Where should executives with reputations to uphold put their money?
Executive cars are class acts. They may well spend most of their lives flying up and down the motorway, but the best still manage to combine a cosseting ride quality with engaging handing for when they turn off it.
They generally show the finest quality, the most impressive economy, the best refinement â€“ and the leaders all combine this with a good old-fashioned slice of premium badge envy for good measure. But which are the best of all? Hereâ€™s our pick of the executive car sector.
1. BMW 5 Series
The latest BMW 5 Series is a brilliant all-rounder thatâ€™s the best executive car you can buy right now. It does little wrong, offering great quality, perfect comfort and, above all, an engaging drive. On the motorway, itâ€™s comfortable and refined, but when you find twistier and more challenging roads, it delivers the goods there too. Overall, itâ€™s a car thatâ€™s hard to fault, and certainly hard to beat.
2. Jaguar XF
The latest Jaguar XF is a cracking driverâ€™s car. It has handling more akin to a sports car, but manages to combine this with an excellent ride quality as well. The only weak point for the driver is its rattly four-cylinder Ingenium diesel engines. Itâ€™s well-built inside, and just about spacious enough for five, while equipment levels are strong as well. Overall, if it had a better range of engines, it would definitely vie with the BMW for our number one exec choiceâ€¦
3. Mercedes-Benz E-Class
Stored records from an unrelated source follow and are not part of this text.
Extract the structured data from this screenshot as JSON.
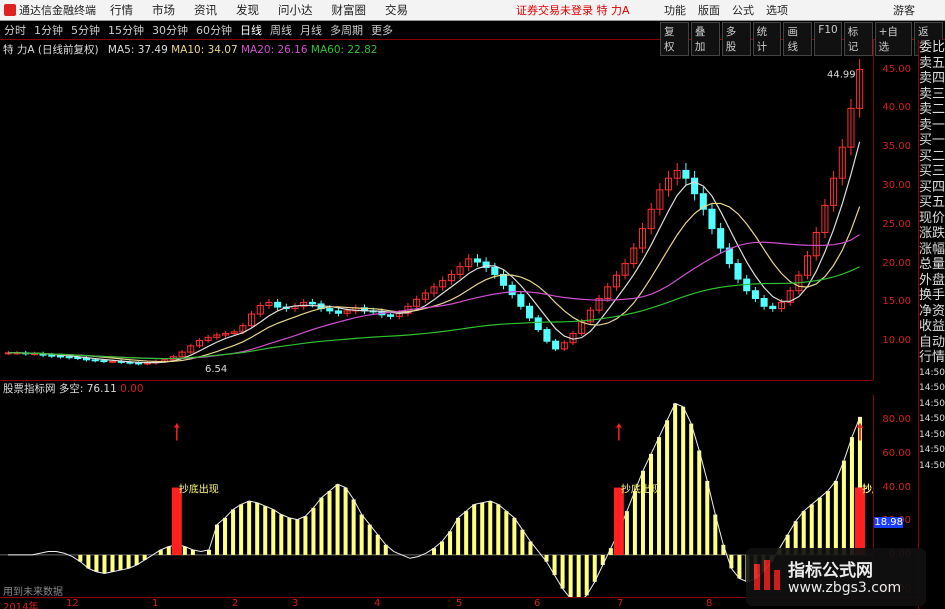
{
  "titlebar": {
    "app_title": "通达信金融终端",
    "menus": [
      "行情",
      "市场",
      "资讯",
      "发现",
      "问小达",
      "财富圈",
      "交易"
    ],
    "login_status": "证券交易未登录  特 力A",
    "right_menus": [
      "功能",
      "版面",
      "公式",
      "选项"
    ],
    "guest": "游客"
  },
  "periodbar": {
    "periods": [
      "分时",
      "1分钟",
      "5分钟",
      "15分钟",
      "30分钟",
      "60分钟",
      "日线",
      "周线",
      "月线",
      "多周期",
      "更多"
    ],
    "active": "日线",
    "tools": [
      "复权",
      "叠加",
      "多股",
      "统计",
      "画线",
      "F10",
      "标记",
      "+自选",
      "返回"
    ]
  },
  "main_legend": {
    "title": "特 力A (日线前复权)",
    "ma5": "MA5: 37.49",
    "ma10": "MA10: 34.07",
    "ma20": "MA20: 26.16",
    "ma60": "MA60: 22.82"
  },
  "price_annotations": {
    "high": "44.99",
    "low": "6.54"
  },
  "main_axis_ticks": [
    "45.00",
    "40.00",
    "35.00",
    "30.00",
    "25.00",
    "20.00",
    "15.00",
    "10.00"
  ],
  "sub_legend": {
    "name": "股票指标网 多空: 76.11",
    "zero": "0.00"
  },
  "sub_axis_ticks": [
    "80.00",
    "60.00",
    "40.00",
    "20.00",
    "0.00",
    "-20.00"
  ],
  "sub_axis_current": "18.98",
  "signal_label": "抄底出现",
  "footer_note": "用到未来数据",
  "dates": [
    "2014年",
    "12",
    "1",
    "2",
    "3",
    "4",
    "5",
    "6",
    "7",
    "8"
  ],
  "side_panel": [
    "委比",
    "卖五",
    "卖四",
    "卖三",
    "卖二",
    "卖一",
    "买一",
    "买二",
    "买三",
    "买四",
    "买五",
    "现价",
    "涨跌",
    "涨幅",
    "总量",
    "外盘",
    "换手",
    "净资",
    "收益",
    "自动",
    "行情",
    "14:50",
    "14:50",
    "14:50",
    "14:50",
    "14:50",
    "14:50",
    "14:50"
  ],
  "watermark": {
    "line1": "指标公式网",
    "line2": "www.zbgs3.com"
  },
  "colors": {
    "up": "#ff3030",
    "down": "#54ffff",
    "bar_yellow": "#ffff80",
    "signal_red": "#ff2020",
    "axis": "#8b0000"
  },
  "chart_data": {
    "type": "line",
    "main_price_range": [
      5,
      47
    ],
    "indicator_range": [
      -25,
      95
    ],
    "indicator_values": [
      0,
      0,
      0,
      0,
      1,
      2,
      2,
      1,
      -1,
      -4,
      -8,
      -10,
      -11,
      -10,
      -9,
      -8,
      -6,
      -3,
      0,
      3,
      5,
      6,
      5,
      3,
      2,
      3,
      18,
      22,
      27,
      30,
      32,
      31,
      29,
      27,
      24,
      22,
      21,
      23,
      28,
      34,
      38,
      42,
      40,
      33,
      24,
      18,
      12,
      6,
      2,
      0,
      -2,
      -1,
      1,
      4,
      8,
      14,
      22,
      26,
      30,
      31,
      32,
      30,
      26,
      22,
      15,
      8,
      2,
      -4,
      -12,
      -20,
      -26,
      -28,
      -24,
      -16,
      -6,
      4,
      14,
      26,
      38,
      50,
      60,
      70,
      80,
      90,
      88,
      78,
      62,
      44,
      24,
      6,
      -8,
      -14,
      -16,
      -14,
      -10,
      -4,
      4,
      12,
      20,
      26,
      30,
      34,
      38,
      44,
      56,
      70,
      82
    ],
    "signals": [
      21,
      76,
      106,
      141,
      157
    ],
    "price_close": [
      8.5,
      8.5,
      8.4,
      8.4,
      8.2,
      8.1,
      8.0,
      7.9,
      7.8,
      7.6,
      7.5,
      7.4,
      7.4,
      7.3,
      7.2,
      7.1,
      7.2,
      7.4,
      7.6,
      8.0,
      8.6,
      9.4,
      10.1,
      10.5,
      10.8,
      11.0,
      11.2,
      12.0,
      13.5,
      14.6,
      15.0,
      14.4,
      14.2,
      14.5,
      15.0,
      14.8,
      14.2,
      13.9,
      13.6,
      13.9,
      14.3,
      13.9,
      13.8,
      13.4,
      13.2,
      13.6,
      14.5,
      15.4,
      16.2,
      17.0,
      17.8,
      18.6,
      19.6,
      20.6,
      20.2,
      19.5,
      18.6,
      17.2,
      16.0,
      14.5,
      13.0,
      11.5,
      10.0,
      9.0,
      9.8,
      11.0,
      12.5,
      14.0,
      15.5,
      17.0,
      18.5,
      20.0,
      22.0,
      24.5,
      27.0,
      29.5,
      31.0,
      32.0,
      31.0,
      29.0,
      27.0,
      24.5,
      22.0,
      20.0,
      18.0,
      16.5,
      15.5,
      14.5,
      14.2,
      15.0,
      16.5,
      18.5,
      21.0,
      24.0,
      27.5,
      31.0,
      35.0,
      40.0,
      44.99
    ]
  }
}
The latest Mercedes-Benz E-Class is like a downsized S-Class. It delivers tremendous levels of luxury and refinement, making high mileages as painless as can be. We like the impressive new 2.0-litre turbodiesel engine, which is efficient and pacy, and although it doesnâ€™t deliver the thrills of a Jag, itâ€™s still capable enough when the roads get twisty. Equipment levels are not as mean as Mercs used to be, either.
4. Volvo S90
Volvo has jumped up the rankings with the latest S90 saloon. It looks great, and comes very well equipped even in basic guise. And the safety record is second to none in this sector. Inside, itâ€™s spacious and stylish, and although the comfort-focused drive doesnâ€™t quite serve up the sensations of a BMW or Jaguar, itâ€™s the perfect partner for long motorway hauls.
5. Audi A6
A popular executive car, the Audi A6 is getting on a bit these days, but it still serves as a decent package for those seeking a fine all-rounder. Diesel engines are refined, itâ€™s spacious inside and Audi gives a decent haul of standard equipment. What lets it down is its so-so drive â€“ handling lacks feedback and the ride quality on popular S-line models is crashy and harsh.
6. Lexus GS
Lexus takes a different approach to the executive car sector â€“ it doesnâ€™t offer a diesel, preferring instead to focus on petrol-electric hybrids. Not everyone likes them, particularly those who cover high motorway miles, but the benefits are found in town. Itâ€™s very refined and well equipped, although the infotainment system is a real weakness, as itâ€™s hard to use and lacks the functionality of its German rivals.
7. Skoda Superb
The humungous Skoda Superb is the most practical executive car of all. Itâ€™s simply cavernous inside, with a tremendous amount of space for both rear seat passengers and all their luggage. Everyoneâ€™s treated to lots of equipment and refinement too. Itâ€™s a bargain buy as well, although the flipside of this is a lack of the all-important badge prestige. Those seeking ultimate value for money wonâ€™t mind, but more image-conscious execs mightâ€¦
8. Maserati Ghibli
Wearing the most exotic car badge of all here, the Maserati Ghibli is a svelte four-door executive Ferrari, particularly if you pick the top-line V6 S model. But you have to suffer for your art. The cabin isnâ€™t that well-built, standard equipment isnâ€™t great and the drive is not as engaging as the best models here. Focus on the Ferrari links insteadâ€¦
9. Infiniti Q70
The dated Infiniti Q70 is certainly far from being the best car in this list, but it still looks pretty stylish and thereâ€™s no faulting the amount of space you get inside for the money. What lets it down is its sheer age, which shows up in its lacklustre ride and handling and, above all, its weak engines. Buyers in this sector choose four-cylinder diesels above all, and as this is the real weak point in the Q70 range, itâ€™s hard to recommend.
10. Hyundai Genesis
A Â£50,000 Hyundai might be a step too far for some, but the Genesis lives up to it with a comfortable ride, impressive refinement and a huge amount of standard equipment.Â You can add to this the sort of exclusivity you normally associate with a Rolls-Royce. This is a very rare sight indeed in the UK which, for those who donâ€™t want to join the masses who drive a BMW 5 Series, might be appeal in itselfâ€¦